[Records excerpted from a collection]
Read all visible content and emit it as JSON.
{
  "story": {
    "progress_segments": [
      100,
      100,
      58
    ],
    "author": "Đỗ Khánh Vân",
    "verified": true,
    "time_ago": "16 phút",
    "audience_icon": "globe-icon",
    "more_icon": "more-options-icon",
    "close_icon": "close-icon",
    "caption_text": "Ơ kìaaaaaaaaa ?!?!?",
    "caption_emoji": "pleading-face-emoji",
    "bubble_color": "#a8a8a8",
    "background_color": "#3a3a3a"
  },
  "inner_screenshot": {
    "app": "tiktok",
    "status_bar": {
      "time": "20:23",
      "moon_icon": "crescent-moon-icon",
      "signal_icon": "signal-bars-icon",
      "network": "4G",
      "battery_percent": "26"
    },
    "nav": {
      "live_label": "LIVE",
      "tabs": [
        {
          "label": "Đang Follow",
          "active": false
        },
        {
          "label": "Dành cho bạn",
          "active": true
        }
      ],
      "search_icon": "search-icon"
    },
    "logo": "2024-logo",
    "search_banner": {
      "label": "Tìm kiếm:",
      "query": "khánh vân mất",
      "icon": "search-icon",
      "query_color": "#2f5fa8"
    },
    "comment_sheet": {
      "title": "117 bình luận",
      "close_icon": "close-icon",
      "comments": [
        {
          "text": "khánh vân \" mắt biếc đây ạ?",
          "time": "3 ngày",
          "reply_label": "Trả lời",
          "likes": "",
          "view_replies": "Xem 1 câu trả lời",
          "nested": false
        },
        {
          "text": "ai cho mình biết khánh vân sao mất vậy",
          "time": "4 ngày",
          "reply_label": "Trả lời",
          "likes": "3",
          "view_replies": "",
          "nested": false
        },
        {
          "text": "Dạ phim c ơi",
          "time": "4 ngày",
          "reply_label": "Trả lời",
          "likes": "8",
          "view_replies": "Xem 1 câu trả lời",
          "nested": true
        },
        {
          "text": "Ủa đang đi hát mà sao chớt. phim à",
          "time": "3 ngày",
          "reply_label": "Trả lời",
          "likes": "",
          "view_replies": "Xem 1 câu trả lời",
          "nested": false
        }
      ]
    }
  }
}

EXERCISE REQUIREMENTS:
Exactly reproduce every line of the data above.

SOLVED EXERCISE:
Read all visible content and emit it as JSON.
{
  "story": {
    "progress_segments": [
      100,
      100,
      58
    ],
    "author": "Đỗ Khánh Vân",
    "verified": true,
    "time_ago": "16 phút",
    "audience_icon": "globe-icon",
    "more_icon": "more-options-icon",
    "close_icon": "close-icon",
    "caption_text": "Ơ kìaaaaaaaaa ?!?!?",
    "caption_emoji": "pleading-face-emoji",
    "bubble_color": "#a8a8a8",
    "background_color": "#3a3a3a"
  },
  "inner_screenshot": {
    "app": "tiktok",
    "status_bar": {
      "time": "20:23",
      "moon_icon": "crescent-moon-icon",
      "signal_icon": "signal-bars-icon",
      "network": "4G",
      "battery_percent": "26"
    },
    "nav": {
      "live_label": "LIVE",
      "tabs": [
        {
          "label": "Đang Follow",
          "active": false
        },
        {
          "label": "Dành cho bạn",
          "active": true
        }
      ],
      "search_icon": "search-icon"
    },
    "logo": "2024-logo",
    "search_banner": {
      "label": "Tìm kiếm:",
      "query": "khánh vân mất",
      "icon": "search-icon",
      "query_color": "#2f5fa8"
    },
    "comment_sheet": {
      "title": "117 bình luận",
      "close_icon": "close-icon",
      "comments": [
        {
          "text": "khánh vân \" mắt biếc đây ạ?",
          "time": "3 ngày",
          "reply_label": "Trả lời",
          "likes": "",
          "view_replies": "Xem 1 câu trả lời",
          "nested": false
        },
        {
          "text": "ai cho mình biết khánh vân sao mất vậy",
          "time": "4 ngày",
          "reply_label": "Trả lời",
          "likes": "3",
          "view_replies": "",
          "nested": false
        },
        {
          "text": "Dạ phim c ơi",
          "time": "4 ngày",
          "reply_label": "Trả lời",
          "likes": "8",
          "view_replies": "Xem 1 câu trả lời",
          "nested": true
        },
        {
          "text": "Ủa đang đi hát mà sao chớt. phim à",
          "time": "3 ngày",
          "reply_label": "Trả lời",
          "likes": "",
          "view_replies": "Xem 1 câu trả lời",
          "nested": false
        }
      ]
    }
  }
}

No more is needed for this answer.